Dave McKenna, Jethro Tull at Strathmore, Living Unabashedly in the Past (Washington Post, December 5)
The band's take on Keith Emerson's arrangement of Leonard Bernstein's America was the occasion for a medley of tributes to American music, including bits of Bernstein's Maria, America the Beautiful, the theme from Dallas (unfailingly, the melody most associated with our country among Europeans, many of whom continue to watch that show obsessively), and Somewhere over the Rainbow. Die-hard fans were more pleased with Tull standards like Living in the Past, Someday the Sun, Thick as a Brick, Fat Man, Budapest, and -- of course -- Aqualung, all updated with new trimmings. The assistance of a young all-female string quartet, billed as the Calliandra Quartet (amplified, just like Anderson's flute), furthered the impression of hardcore rockers gentrified for a sit-down concert. With over 120 years of age between Anderson and Barre, as well as the abundance of grey hair in the house, this was only proper.

9 comments:

Mark said...

Ok, were you stoned? Flash-back memories of Emerson Lake and Palmer too.

jfl said...

for the first time in quite a while i felt YOUNG reading something on ionarts. :-)

Charles T. Downey said...

It's true that I am older than Jens, but not that much older. I was in elementary school in the 1970s, and I did listen to Jethro Tull. Being stoned may have added that final missing 70s element to the experience. ;-)

Anonymous said...

Okay, that was fun.... but oh how I long for one pure, supported tone on that flute.

Charles T. Downey said...

Anon, absolutely. The way flutist Mrs. Ionarts describes Anderson is that he is bad, really bad, so bad that it's good. Mostly, it's the idiosyncratic approach and sound that sells it.

Dan Kowalski said...

Ahhh, Maria...the diabolical tritone...

Clarke Bustard said...

I once interviewed Ian Anderson for the American Forces Network, Europe. It wasn't easy. He craved an antique transcription recorder sitting in the corner of the studio, and tried to make the interview conditional on the network's giving him the machine. I told him it was U.S. government property, not mine to give; he kept dickering. (Thank God he didn't see the vintage Telefunken Magnetaphon tape decks we used for editing.) I finally said he would have to ask Richard Nixon, the president at the time. We did the interview, and Anderson left empty-handed.

Mark said...

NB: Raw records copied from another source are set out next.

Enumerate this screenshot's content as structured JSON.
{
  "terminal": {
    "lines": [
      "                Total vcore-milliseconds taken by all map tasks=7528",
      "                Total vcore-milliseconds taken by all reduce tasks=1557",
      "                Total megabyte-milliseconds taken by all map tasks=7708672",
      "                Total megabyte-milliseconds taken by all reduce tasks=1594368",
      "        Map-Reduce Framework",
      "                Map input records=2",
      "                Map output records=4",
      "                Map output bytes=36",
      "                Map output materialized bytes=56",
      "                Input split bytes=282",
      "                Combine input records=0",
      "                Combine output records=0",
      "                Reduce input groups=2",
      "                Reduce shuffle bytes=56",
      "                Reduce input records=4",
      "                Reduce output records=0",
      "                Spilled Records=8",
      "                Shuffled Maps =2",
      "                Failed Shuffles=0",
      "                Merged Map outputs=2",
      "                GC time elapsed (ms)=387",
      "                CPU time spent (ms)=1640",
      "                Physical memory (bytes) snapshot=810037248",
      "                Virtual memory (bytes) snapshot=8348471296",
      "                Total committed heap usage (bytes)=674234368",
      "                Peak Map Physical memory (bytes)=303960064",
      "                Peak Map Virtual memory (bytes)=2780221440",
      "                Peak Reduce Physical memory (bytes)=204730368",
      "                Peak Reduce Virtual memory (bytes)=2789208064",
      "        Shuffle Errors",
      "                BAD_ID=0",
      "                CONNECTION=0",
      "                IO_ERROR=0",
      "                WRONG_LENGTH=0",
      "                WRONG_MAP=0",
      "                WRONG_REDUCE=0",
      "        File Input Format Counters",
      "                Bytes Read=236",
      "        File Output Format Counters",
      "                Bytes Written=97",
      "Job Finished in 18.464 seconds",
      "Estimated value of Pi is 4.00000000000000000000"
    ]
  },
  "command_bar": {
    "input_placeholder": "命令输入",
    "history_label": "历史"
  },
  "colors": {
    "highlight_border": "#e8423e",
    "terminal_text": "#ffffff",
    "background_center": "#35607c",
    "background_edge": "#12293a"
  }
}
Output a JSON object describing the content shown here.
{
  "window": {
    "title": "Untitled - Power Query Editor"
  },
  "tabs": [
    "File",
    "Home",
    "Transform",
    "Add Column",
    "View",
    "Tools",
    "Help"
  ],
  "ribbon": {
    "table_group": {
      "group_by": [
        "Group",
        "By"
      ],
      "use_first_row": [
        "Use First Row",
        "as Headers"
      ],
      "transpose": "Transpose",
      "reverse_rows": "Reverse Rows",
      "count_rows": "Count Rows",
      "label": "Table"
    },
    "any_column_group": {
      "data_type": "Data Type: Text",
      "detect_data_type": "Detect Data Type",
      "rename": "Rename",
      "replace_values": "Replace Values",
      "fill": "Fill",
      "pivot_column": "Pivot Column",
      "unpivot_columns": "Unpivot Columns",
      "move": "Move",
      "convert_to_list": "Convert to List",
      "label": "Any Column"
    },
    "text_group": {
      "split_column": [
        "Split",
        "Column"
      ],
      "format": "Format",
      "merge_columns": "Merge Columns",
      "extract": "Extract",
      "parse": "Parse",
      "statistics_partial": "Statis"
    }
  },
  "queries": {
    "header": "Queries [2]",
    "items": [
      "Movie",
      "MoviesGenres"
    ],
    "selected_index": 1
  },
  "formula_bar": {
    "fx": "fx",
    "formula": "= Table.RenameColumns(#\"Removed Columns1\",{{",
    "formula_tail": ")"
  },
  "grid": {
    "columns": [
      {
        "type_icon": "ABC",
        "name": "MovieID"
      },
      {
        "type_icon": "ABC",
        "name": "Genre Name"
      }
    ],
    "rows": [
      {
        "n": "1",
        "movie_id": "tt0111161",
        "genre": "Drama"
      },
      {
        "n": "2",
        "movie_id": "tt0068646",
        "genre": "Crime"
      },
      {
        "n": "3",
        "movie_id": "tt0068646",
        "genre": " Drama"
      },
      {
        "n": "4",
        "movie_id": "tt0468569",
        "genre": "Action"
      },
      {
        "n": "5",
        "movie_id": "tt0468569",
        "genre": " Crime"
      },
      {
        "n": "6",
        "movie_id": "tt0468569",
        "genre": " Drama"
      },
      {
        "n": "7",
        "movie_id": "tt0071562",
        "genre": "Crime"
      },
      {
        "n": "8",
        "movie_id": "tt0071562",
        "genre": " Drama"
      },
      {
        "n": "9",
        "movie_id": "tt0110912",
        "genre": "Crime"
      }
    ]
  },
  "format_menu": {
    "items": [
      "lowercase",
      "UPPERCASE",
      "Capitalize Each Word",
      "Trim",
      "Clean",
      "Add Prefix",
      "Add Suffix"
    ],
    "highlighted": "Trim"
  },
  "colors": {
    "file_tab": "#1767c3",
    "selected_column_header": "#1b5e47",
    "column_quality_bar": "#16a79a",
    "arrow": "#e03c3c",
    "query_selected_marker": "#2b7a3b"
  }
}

Now, if I remember when the first album came out, This Was, that may make me older than Jens too...oh cross eyed Mary.

B9000 said...

To anon:
for "pure supported tone on that flute" listen to any of the more recent Tull records- "Roots to Branches" especially. (I read that Anderson admitted, for one, he re-learned his fingering at advice from his daughter in the early 90's to improve his tonality. ) And Mr. Downey..."The playing is so good... it's good."

But I do see how Tull is an acquired taste- I happen to like them, despite their faults. I still find them much more interesting to listen to than the universally loved (it seems) Led Zeppelin, for example. But then again I like the Kinks more than the Beatles. Hmm. I think I made this argument back on the school bus in the sixth grade. "When I was young and they packed me off to school..."